Sauvignon, Merlot and Tempranillo.
* Irish folklore has
it that fairies are fond of good wine. The proof lies in the fact that when
a jug of wine is left out for them at night, it is always gone by the
* People often think
of Chile as a relative newcomer to wine production but vines were first
planted there in 1554.
And talking of which,
Chilean wines continue to offer excellent value especially those from Viña
Ventisquero which was established in 1998. The company is one of Chile’s
most successful wine producers and during the last five years it has won
many accolades. These wines are available at several different outlets, so
the prices shown here are just a rough guide.
Ventisquero Clásico Sauvignon Blanc 2013 (white),
Chile (Bt. 470 @ various outlets)
This Sauvignon Blanc (SOH-vee-nyon
BLAHN) is a greenish-yellow colour and has a lovely fresh, grassy aroma
with hints of lemon and herbs. There’s even a suggestion of bananas and
pineapples. Sauvignon Blanc generally has a bit more “bite” than Chardonnay,
so if your palette is becoming jaded with the ever-present Chardonnay, give
this one a try. The fresh taste comes as a pleasant surprise, because some
Sauvignon Blancs are so astringent they can make you shudder. But not this
one. At just 12.5% alcohol, it has a light smooth body and good fruit. It’s
pretty dry of course, but the makers have gone easy on the acid, so that it
doesn’t dominate the taste. There’s a good long lemony aftertaste, which
makes me feel that the wine could partner some fish dishes or lightly
prepared chicken. It would work well with some Thai dishes too, provided
that they’re not too fiery. Drink it as cold as you dare.
Ventisquero Clásico Merlot 2012 (red), Chile (Bt. 470
@ various outlets)
Merlot (mehr-LOH) is a deep red, with hints of purple. When you first
sniff the wine, you might pick up the faint and pleasing hint of yeast. The
aroma has rich, ripe berries with overtones of pepper and herbs. Although
the wine is dry, there’s a very fruity taste with the slightest hint of
tannin and a long satisfying dry finish too.
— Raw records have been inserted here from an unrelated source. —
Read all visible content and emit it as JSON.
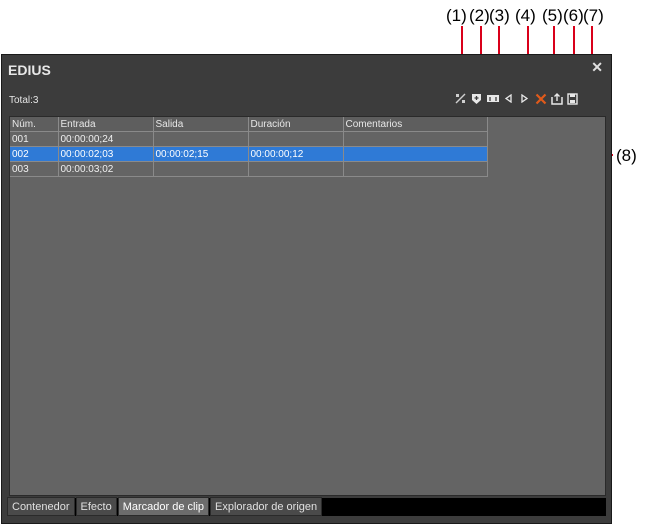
{
  "window": {
    "title": "EDIUS",
    "close_glyph": "✕"
  },
  "list": {
    "total_label": "Total:3",
    "columns": [
      "Núm.",
      "Entrada",
      "Salida",
      "Duración",
      "Comentarios"
    ],
    "rows": [
      [
        "001",
        "00:00:00;24",
        "",
        "",
        ""
      ],
      [
        "002",
        "00:00:02;03",
        "00:00:02;15",
        "00:00:00;12",
        ""
      ],
      [
        "003",
        "00:00:03;02",
        "",
        "",
        ""
      ]
    ],
    "selected_row": 1
  },
  "toolbar": {
    "icons": [
      "marker-in-out-icon",
      "add-marker-icon",
      "range-marker-icon",
      "prev-marker-icon",
      "next-marker-icon",
      "delete-marker-icon",
      "import-icon",
      "save-icon"
    ]
  },
  "tabs": [
    "Contenedor",
    "Efecto",
    "Marcador de clip",
    "Explorador de origen"
  ],
  "active_tab": 2,
  "callouts": [
    "(1)",
    "(2)",
    "(3)",
    "(4)",
    "(5)",
    "(6)",
    "(7)",
    "(8)"
  ],
  "colors": {
    "accent": "#d9001a",
    "selection": "#2f7ad6",
    "delete": "#e05a1a"
  }
}
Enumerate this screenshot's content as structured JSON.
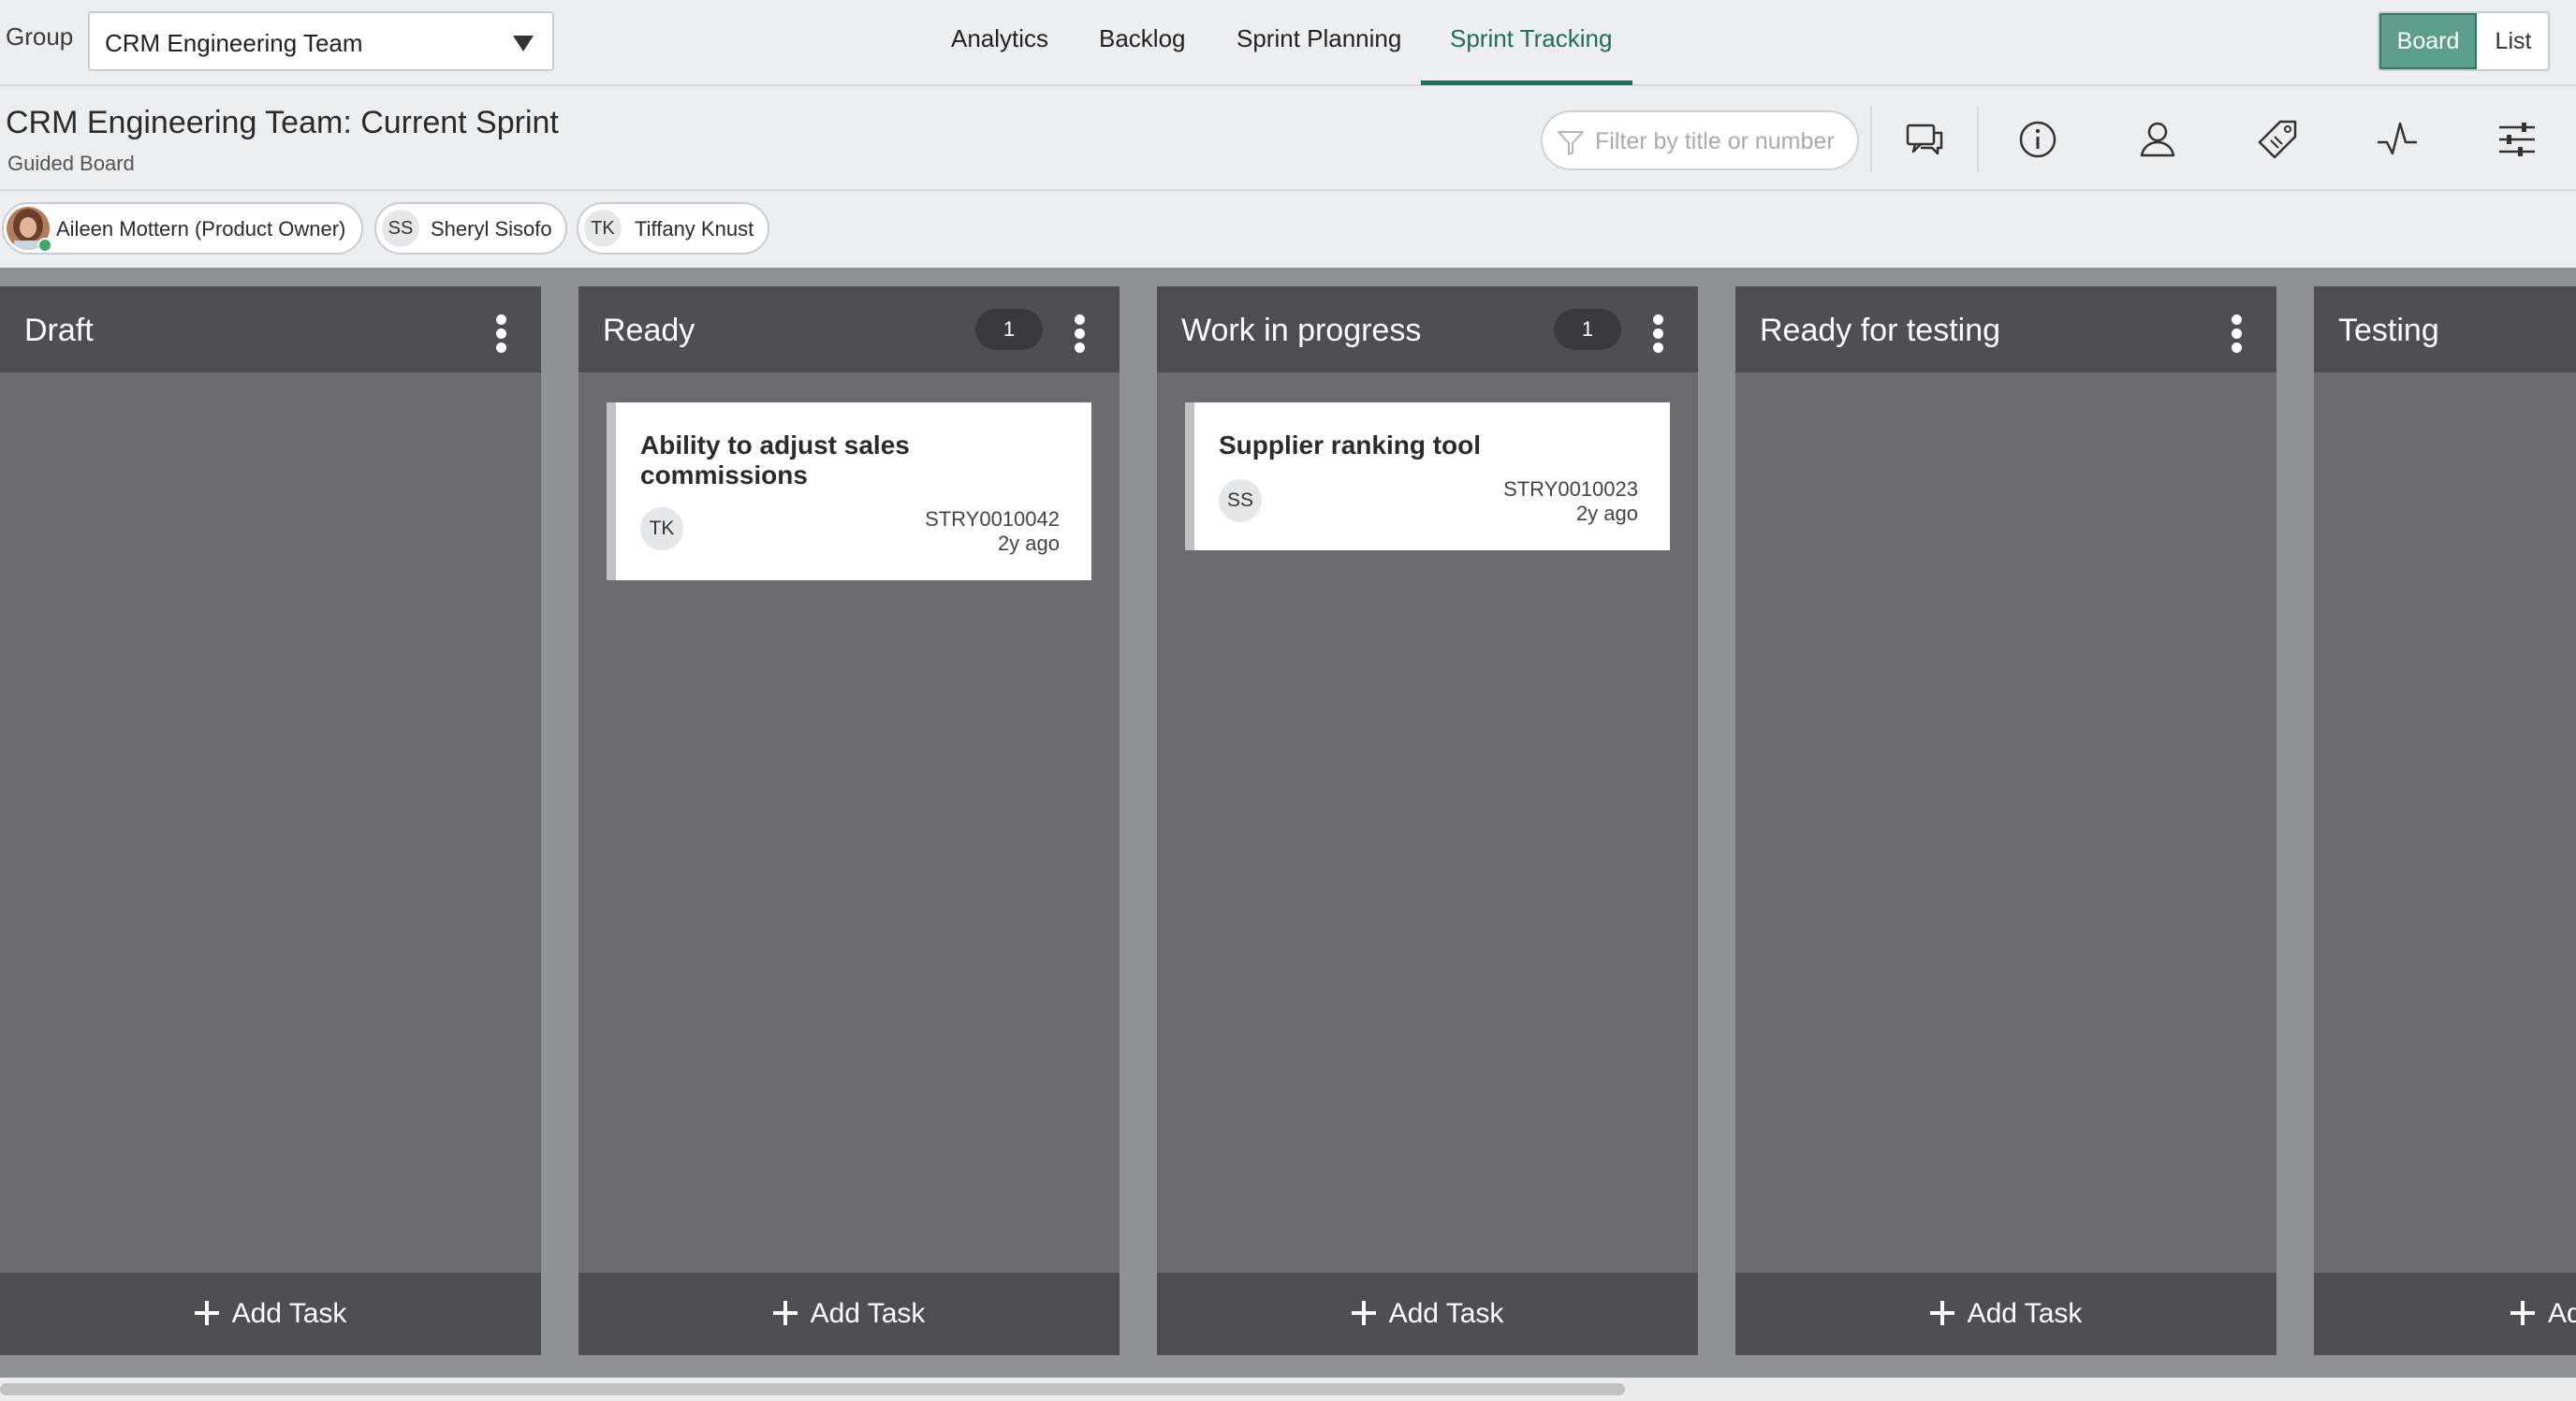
{
  "topbar": {
    "group_label": "Group",
    "group_value": "CRM Engineering Team",
    "tabs": [
      {
        "label": "Analytics"
      },
      {
        "label": "Backlog"
      },
      {
        "label": "Sprint Planning"
      },
      {
        "label": "Sprint Tracking",
        "active": true
      }
    ],
    "view_board": "Board",
    "view_list": "List"
  },
  "titlebar": {
    "title": "CRM Engineering Team: Current Sprint",
    "subtitle": "Guided Board",
    "filter_placeholder": "Filter by title or number",
    "icons": [
      "comments-icon",
      "info-icon",
      "user-icon",
      "tag-icon",
      "activity-icon",
      "sliders-icon"
    ]
  },
  "members": [
    {
      "name": "Aileen Mottern (Product Owner)",
      "initials": "",
      "photo": true,
      "online": true
    },
    {
      "name": "Sheryl Sisofo",
      "initials": "SS"
    },
    {
      "name": "Tiffany Knust",
      "initials": "TK"
    }
  ],
  "columns": [
    {
      "title": "Draft",
      "count": "",
      "cards": [],
      "add_label": "Add Task"
    },
    {
      "title": "Ready",
      "count": "1",
      "cards": [
        {
          "title": "Ability to adjust sales commissions",
          "initials": "TK",
          "number": "STRY0010042",
          "time": "2y ago"
        }
      ],
      "add_label": "Add Task"
    },
    {
      "title": "Work in progress",
      "count": "1",
      "cards": [
        {
          "title": "Supplier ranking tool",
          "initials": "SS",
          "number": "STRY0010023",
          "time": "2y ago"
        }
      ],
      "add_label": "Add Task"
    },
    {
      "title": "Ready for testing",
      "count": "",
      "cards": [],
      "add_label": "Add Task"
    },
    {
      "title": "Testing",
      "count": "",
      "cards": [],
      "add_label": "Add Task"
    }
  ],
  "colors": {
    "accent": "#1f6d5a",
    "board_toggle": "#5b9f8b",
    "column_bg": "#6b6b70",
    "column_header": "#4e4e53",
    "board_bg": "#8f9194"
  }
}
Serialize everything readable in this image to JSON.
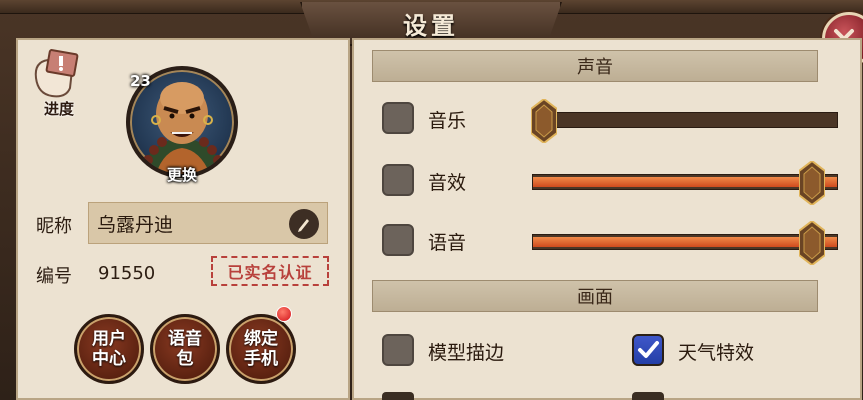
{
  "window": {
    "title": "设置"
  },
  "left": {
    "progress_label": "进度",
    "level": "23",
    "change_avatar_label": "更换",
    "nickname_label": "昵称",
    "nickname_value": "乌露丹迪",
    "id_label": "编号",
    "id_value": "91550",
    "verified_label": "已实名认证",
    "buttons": [
      {
        "label": "用户中心"
      },
      {
        "label": "语音包"
      },
      {
        "label": "绑定手机",
        "has_notification": true
      }
    ]
  },
  "right": {
    "sound_section": "声音",
    "sliders": [
      {
        "label": "音乐",
        "checked": false,
        "level": 0.0
      },
      {
        "label": "音效",
        "checked": false,
        "level": 1.0
      },
      {
        "label": "语音",
        "checked": false,
        "level": 1.0
      }
    ],
    "graphics_section": "画面",
    "graphics_options": [
      {
        "label": "模型描边",
        "checked": false
      },
      {
        "label": "天气特效",
        "checked": true
      }
    ]
  },
  "colors": {
    "panel_bg": "#ece2d1",
    "slider_fill": "#e06a32",
    "checkbox_checked": "#3450c0",
    "close_button": "#a53038",
    "stamp_red": "#b8403b"
  }
}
This wine would be excellent
with red meat or assertive pasta dishes, but this is quite a full-bodied job
and would almost certainly overpower light meals or chicken, both of which
need a lighter - or whiter - wine.
Oh, and before I
forget, another interesting nugget. Dark green wine bottles were invented by
Sir Kenelm Digby, a seventeenth century English polymath and diplomat, who
also managed his family’s coal-fired gasworks. I bet you didn’t know that.